Unfortunately—for Pac-Man and boxing fans as a whole—the cleansing of Pac-Man's hands will likely come as nothing more than cold comfort considering the huge black cloud that said silver lining surrounds.

It won't bring a Pacquiao-Mayweather fight any closer to fruition, with Gareth A. Davies of The Telegraph reporting that a fourth bout with Juan Manuel Marquez is probably forthcoming for November.

Because if there's any fighter who knows a thing or two about getting shafted by judges, it's Dinamita.

Arum has already said he won't pursue a Pacquiao-Bradley rematch, claiming (rather justly) that Manny has nothing to prove against Timothy.

He's also insisted that he be included in whatever investigation proceeds, which leaves some suspicion as to why he'd desire to emphatically to clear his own name.

LAS VEGAS, NV - JUNE 09:  Top Rank promoter Bob Arum addresses the media during the post-fight press conference after Manny Pacquiao was defeated by Timothy Bradley by split decision at MGM Grand Garden Arena on June 9, 2012 in Las Vegas, Nevada.  (Photo
Jeff Bottari/Getty Images

Then again, with all the conspiracy theories swirling around Arum's role in the Bradley fiasco, his reasons for volunteering his testimony might not be so mysterious.

In any case, it's somewhat challenging not to feel some modicum of sympathy for Pacquiao.

His current plight is all too reminiscent of that which has befallen the sport of boxing in recent years.

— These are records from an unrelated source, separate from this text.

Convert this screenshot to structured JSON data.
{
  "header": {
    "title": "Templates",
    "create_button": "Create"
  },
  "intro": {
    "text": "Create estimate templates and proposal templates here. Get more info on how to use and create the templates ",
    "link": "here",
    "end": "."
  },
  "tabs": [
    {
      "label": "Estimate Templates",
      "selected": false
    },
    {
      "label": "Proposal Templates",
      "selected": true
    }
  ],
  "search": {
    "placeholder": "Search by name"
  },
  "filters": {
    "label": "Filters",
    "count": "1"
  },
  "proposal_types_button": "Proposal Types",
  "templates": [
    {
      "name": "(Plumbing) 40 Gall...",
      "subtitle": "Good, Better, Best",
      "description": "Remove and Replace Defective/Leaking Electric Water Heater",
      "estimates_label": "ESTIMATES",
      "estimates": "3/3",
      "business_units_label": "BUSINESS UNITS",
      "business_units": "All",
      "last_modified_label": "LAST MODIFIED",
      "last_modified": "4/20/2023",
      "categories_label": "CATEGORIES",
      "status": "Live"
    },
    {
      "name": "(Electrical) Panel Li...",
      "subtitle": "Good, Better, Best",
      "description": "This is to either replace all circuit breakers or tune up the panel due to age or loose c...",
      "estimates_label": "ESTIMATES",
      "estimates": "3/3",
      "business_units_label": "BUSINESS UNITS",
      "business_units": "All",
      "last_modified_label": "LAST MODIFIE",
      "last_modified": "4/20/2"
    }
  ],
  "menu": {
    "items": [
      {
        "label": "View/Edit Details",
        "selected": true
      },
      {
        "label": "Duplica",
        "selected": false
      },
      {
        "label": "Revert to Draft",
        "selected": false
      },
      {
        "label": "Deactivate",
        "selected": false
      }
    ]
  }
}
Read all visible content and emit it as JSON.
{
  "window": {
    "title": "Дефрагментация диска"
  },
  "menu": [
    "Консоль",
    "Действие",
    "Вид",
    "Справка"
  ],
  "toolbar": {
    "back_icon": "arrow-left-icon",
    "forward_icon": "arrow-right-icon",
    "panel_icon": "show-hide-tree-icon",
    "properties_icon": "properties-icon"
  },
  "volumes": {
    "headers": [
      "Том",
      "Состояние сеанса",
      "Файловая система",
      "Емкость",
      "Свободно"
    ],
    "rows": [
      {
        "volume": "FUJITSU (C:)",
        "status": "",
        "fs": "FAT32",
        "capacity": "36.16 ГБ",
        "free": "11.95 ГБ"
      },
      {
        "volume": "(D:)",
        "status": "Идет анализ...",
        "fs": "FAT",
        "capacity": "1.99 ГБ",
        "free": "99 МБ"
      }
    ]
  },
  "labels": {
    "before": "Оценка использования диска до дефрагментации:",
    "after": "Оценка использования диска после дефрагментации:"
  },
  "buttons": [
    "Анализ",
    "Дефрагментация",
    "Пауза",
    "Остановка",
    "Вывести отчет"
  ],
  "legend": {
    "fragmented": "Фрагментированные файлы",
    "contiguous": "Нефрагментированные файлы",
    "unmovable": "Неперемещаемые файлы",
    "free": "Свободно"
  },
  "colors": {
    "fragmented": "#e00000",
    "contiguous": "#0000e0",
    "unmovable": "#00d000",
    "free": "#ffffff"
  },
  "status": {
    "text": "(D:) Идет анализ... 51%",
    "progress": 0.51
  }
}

On the one hand, he's a tremendous talent who's made more money and enjoyed more success in more aspects of everyday life than just about anyone could ever imagine.

Yet, on the other, there's so much more he could do, and by more I mean fight Floyd Mayweather.

But, like boxing as a whole, Pacquiao has been held back by his greedy handlers (i.e. Arum), who are more concerned with stuffing their own pockets by staging matches between their own fighters than they are with putting together the best bouts possible.

More specifically, by pitting Pacquiao against Mayweather and getting "only" half of the take of what would likely be the most lucrative fight in boxing history.

This could all change, though.

Pac-Man's contract with Top Rank comes due next year, at which point he would be free to handle his own affairs and cut Arum out of the process entirely. That, of course, is assuming Pacquiao wants to leave Top Rank or would even consider such a drastic move.

But if Pacquiao wants to keep the inane perceptions that permeate boxing from infringing on the reality of his own potential, then he'd do well to follow in Floyd's footsteps and leave the judging to those to whom such trivial affairs actually matter.